Some words about The Heart Of Saturday Night

  • By AndyVale
  • 4 May 2013

I wrote nearly all of this on the way home from a party in the early hours of this morning. It was meant to be a message to someone who had asked me about getting into Tom Waits. But seeing as we're all friends here I thought I'd share it with you.

I once made a big list of songs for another friend who wanted to know where to start with the big TW, but they didn't seem interested once I'd lovingly compiled a career-spanning playlist. So I thought I'd try the opposite this time and just suggest one song to plant the seed.

The title track of Tom's second album was recommended by Russel Brand somewhere on iTunes a few years ago. This was where I first knowingly found him. Russel elaborated on how the song looked at the ultimate futility of night time pleasure chases and I thought I'd give it a whirl.

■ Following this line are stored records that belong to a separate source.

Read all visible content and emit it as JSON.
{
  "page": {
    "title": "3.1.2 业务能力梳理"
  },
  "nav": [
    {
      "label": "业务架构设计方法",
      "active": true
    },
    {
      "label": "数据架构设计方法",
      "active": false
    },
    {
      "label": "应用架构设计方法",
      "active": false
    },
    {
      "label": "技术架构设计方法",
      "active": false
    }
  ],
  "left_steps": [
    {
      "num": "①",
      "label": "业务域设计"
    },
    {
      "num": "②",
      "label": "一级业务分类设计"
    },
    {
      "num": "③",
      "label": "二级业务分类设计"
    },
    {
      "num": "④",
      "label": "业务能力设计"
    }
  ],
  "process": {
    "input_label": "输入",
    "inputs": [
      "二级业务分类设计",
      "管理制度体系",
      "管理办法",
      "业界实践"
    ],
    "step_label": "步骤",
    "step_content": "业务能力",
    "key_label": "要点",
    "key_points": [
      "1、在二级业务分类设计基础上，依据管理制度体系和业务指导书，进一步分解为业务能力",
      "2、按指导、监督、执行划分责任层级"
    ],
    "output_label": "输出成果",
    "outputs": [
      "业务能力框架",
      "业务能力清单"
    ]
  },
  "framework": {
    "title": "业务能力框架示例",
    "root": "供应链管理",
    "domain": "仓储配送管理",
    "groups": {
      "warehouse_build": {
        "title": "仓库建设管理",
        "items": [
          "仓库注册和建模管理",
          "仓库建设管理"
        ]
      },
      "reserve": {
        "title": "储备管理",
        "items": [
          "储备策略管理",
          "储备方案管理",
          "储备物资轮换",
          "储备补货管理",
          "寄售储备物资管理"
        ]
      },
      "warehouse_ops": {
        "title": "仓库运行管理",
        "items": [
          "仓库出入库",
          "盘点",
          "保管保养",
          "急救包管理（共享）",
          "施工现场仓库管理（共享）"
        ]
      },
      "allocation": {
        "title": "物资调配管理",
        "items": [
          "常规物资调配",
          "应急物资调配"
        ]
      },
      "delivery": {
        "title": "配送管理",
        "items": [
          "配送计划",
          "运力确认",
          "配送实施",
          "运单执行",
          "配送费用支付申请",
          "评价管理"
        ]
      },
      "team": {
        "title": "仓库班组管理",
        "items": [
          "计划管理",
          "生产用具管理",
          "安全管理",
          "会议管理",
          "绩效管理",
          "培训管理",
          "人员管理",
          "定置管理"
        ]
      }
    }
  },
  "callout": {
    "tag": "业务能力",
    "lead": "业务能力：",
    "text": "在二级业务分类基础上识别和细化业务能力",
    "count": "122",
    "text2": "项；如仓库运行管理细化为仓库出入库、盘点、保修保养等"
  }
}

Waits isn't the first or last person to make this observation, so what makes this track special in some way?

Well, let's listen to the bit about the barmaid. You know her. You went to school with her. No you didn't. You were just at the same school as her, she didn't know you existed. She was two years above you and going out with some dude who was at Uni. That's what you'd heard anyway. Apparently she was a model. Apparently she had a pierced nipple. Apparently she had sex upstairs at a party. Her brother was in your year and people pretended to be his friend to somehow meet her, not that you'd know what to say if that ever happened.

But you're a man now. You can say hi to her. You don't, you just order a drink. But she gives you a smile. She doesn't remember you, but at least she has acknowledged the fact that a collection of atoms have spawned a human being that turned into you. She's pretty, but you don't know what got everyone so worked up all those years ago. A hive mind crush on the girl who wore the most make-up in school.

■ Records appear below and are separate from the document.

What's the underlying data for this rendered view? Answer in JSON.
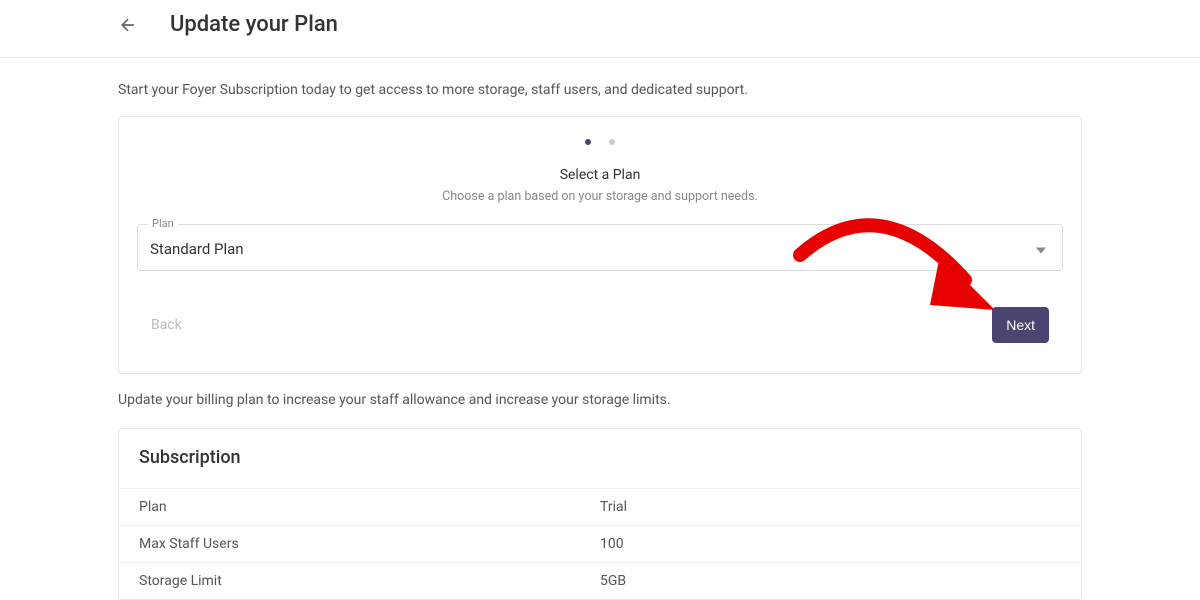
{
  "header": {
    "title": "Update your Plan"
  },
  "intro": "Start your Foyer Subscription today to get access to more storage, staff users, and dedicated support.",
  "wizard": {
    "step_title": "Select a Plan",
    "step_subtitle": "Choose a plan based on your storage and support needs.",
    "plan_label": "Plan",
    "plan_value": "Standard Plan",
    "back_label": "Back",
    "next_label": "Next"
  },
  "update_text": "Update your billing plan to increase your staff allowance and increase your storage limits.",
  "subscription": {
    "title": "Subscription",
    "rows": [
      {
        "key": "Plan",
        "value": "Trial"
      },
      {
        "key": "Max Staff Users",
        "value": "100"
      },
      {
        "key": "Storage Limit",
        "value": "5GB"
      }
    ]
  },
  "colors": {
    "primary": "#4a4570",
    "annotation": "#e60000"
  }
}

What's all this for? The drink, the people, the noise, the music, the drugs, the money, the skin, the saliva, the sticky bits on the floor, the big men, the skinny women, the see-through bits on clothes, the make-up, the food, the talking, the shouting, the singing, the spitting, the mass of bodies, the lights, the dancers, the signs, the fun fun fun. You don't know what you're really after but you know it's all tied up in there somewhere. You're so close to something that you can identify and name, something something everywhere and way too much to drink.

You're on the road Jack. But you're not Dean Moriarty, he just wanted kicks. You can get kicks, you've got kicks. The whole set-up is geared towards giving you kicks in some way regardless of whatever time or budget you have. No, you're Sal Paradise. You want the pearl to be handed to you. You don't know how you'll get it but in this smorgasboard of base delights you're desperate to find it. You don't want it because it will make the night better, you want it because it will make your turgid monotonous days better. You want that secret to make it clear why you're doing all of this. Why you're working, why you're raising kids, why you're saving, why you're buying, why you keep on breathing in and out. What's the game and how do you win?

This song catches you as you're lurching about trying to answer all of those questions at once. It wearily tells you that there never were any rules to this game and you can't win. That's not a bad thing, nor is it a good thing. It's just an element of it all. Don't be sad at the emptiness, but don't be smug that you've found the answer. Don't think about it too much as it really achieves nothing. I've spent far too long writing about it, way way more than the core truth really deserves.

If you can get all of that on your plate from one song, you might enjoy further listening. This is also a good place to start because it showcases Waits' ability as a songwriter before he gets too husky or experimental, a trait that may scare off timid first-time listeners. Music, go.

So anyway, if you're looking to try Tom out then that's where I'd start. Settle with that, then buy Rain Dogs. A whole journey awaits you there.

Andy is a Supajam writer who has been a small-fry at numerous Commerical, BBC and Student radio stations over the last 6 years. He is also a music promoter in the South-East of the UK. He has a website where he interviews musicians with only one question, and he is currently typing in third-person. You can tweet abuse at him if you fancy letting off some steam.